■ Activity ■
A complete response lists each line of the data below that includes the word "JSON".

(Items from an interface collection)
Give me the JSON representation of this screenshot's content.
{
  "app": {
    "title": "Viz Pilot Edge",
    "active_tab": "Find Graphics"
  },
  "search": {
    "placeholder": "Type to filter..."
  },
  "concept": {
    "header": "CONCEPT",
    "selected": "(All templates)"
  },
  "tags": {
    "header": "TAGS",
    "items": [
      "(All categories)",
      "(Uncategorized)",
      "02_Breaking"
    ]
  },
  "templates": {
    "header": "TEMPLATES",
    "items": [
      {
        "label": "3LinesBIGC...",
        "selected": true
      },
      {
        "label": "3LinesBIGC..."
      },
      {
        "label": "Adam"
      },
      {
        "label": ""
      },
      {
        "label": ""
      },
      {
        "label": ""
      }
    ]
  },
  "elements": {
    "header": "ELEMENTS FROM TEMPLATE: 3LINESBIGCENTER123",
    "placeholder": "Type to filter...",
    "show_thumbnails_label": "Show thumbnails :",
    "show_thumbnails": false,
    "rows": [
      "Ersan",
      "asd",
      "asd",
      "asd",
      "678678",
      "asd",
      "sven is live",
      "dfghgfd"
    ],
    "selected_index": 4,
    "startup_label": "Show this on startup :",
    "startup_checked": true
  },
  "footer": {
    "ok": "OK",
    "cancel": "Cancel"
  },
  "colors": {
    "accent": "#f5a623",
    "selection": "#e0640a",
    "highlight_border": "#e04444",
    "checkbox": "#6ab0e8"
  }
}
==
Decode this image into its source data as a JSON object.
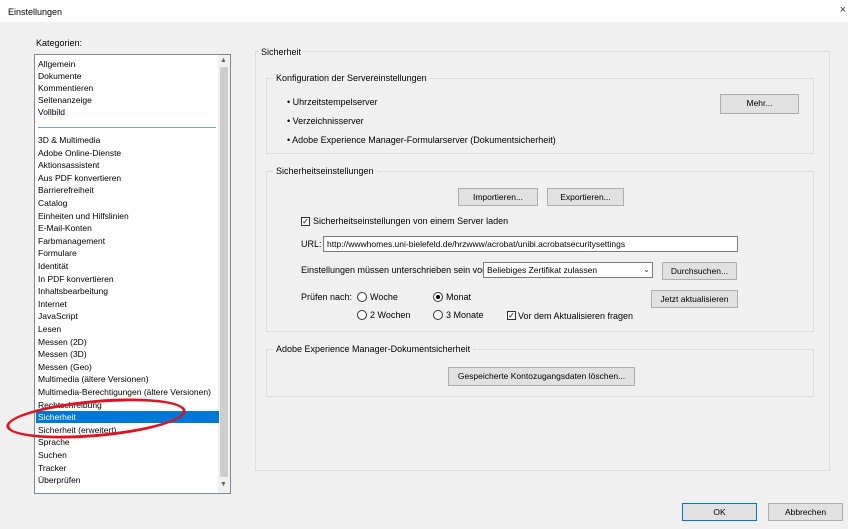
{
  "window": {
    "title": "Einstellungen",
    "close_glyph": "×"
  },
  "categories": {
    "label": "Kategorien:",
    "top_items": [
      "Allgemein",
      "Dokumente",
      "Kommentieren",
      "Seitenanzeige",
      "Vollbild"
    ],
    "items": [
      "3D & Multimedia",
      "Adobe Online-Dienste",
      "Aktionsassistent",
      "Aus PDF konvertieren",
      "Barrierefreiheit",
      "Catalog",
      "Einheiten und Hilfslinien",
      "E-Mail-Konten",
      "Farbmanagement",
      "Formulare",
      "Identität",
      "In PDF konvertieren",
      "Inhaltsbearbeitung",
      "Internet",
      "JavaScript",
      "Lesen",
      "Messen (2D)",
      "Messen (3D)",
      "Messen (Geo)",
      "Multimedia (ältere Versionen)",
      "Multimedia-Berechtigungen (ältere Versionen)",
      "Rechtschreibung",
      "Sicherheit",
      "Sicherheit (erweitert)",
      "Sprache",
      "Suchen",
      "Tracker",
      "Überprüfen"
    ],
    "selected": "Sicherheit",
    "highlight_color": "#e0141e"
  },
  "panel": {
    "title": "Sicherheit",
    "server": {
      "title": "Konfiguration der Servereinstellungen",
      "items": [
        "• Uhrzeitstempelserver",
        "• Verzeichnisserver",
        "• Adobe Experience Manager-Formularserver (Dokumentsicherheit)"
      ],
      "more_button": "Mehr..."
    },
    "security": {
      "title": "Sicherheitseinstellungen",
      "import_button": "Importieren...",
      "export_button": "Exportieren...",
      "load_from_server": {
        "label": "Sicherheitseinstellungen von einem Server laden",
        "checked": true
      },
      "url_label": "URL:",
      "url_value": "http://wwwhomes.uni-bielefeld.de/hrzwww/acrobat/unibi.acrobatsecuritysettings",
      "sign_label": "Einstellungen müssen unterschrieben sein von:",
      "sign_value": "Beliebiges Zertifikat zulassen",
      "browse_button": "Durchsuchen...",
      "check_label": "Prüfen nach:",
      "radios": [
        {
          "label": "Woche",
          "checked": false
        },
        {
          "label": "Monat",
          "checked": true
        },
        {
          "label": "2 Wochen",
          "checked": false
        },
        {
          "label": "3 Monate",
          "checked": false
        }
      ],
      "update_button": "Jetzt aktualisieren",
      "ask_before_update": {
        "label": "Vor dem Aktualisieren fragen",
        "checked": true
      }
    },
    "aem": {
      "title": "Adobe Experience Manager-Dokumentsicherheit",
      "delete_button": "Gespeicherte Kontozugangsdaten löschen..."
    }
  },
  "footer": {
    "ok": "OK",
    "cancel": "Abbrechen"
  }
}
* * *
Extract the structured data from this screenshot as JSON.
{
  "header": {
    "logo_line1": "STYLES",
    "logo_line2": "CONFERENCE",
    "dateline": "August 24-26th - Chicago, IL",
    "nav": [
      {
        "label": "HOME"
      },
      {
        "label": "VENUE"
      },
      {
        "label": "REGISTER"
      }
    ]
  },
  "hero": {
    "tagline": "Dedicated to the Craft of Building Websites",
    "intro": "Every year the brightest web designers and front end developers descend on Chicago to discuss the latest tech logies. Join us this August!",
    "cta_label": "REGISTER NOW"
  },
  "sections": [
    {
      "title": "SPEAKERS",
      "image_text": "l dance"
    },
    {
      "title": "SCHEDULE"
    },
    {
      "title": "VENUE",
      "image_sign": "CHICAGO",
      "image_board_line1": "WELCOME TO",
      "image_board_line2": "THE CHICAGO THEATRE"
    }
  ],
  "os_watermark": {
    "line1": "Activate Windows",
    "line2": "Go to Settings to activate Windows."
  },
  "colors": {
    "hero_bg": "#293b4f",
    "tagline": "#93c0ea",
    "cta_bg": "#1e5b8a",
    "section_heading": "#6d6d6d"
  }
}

■ Output ■
Give me the JSON representation of this screenshot's content.
Decode this image into its source data as a JSON object.
Extract the structured data from this screenshot as JSON.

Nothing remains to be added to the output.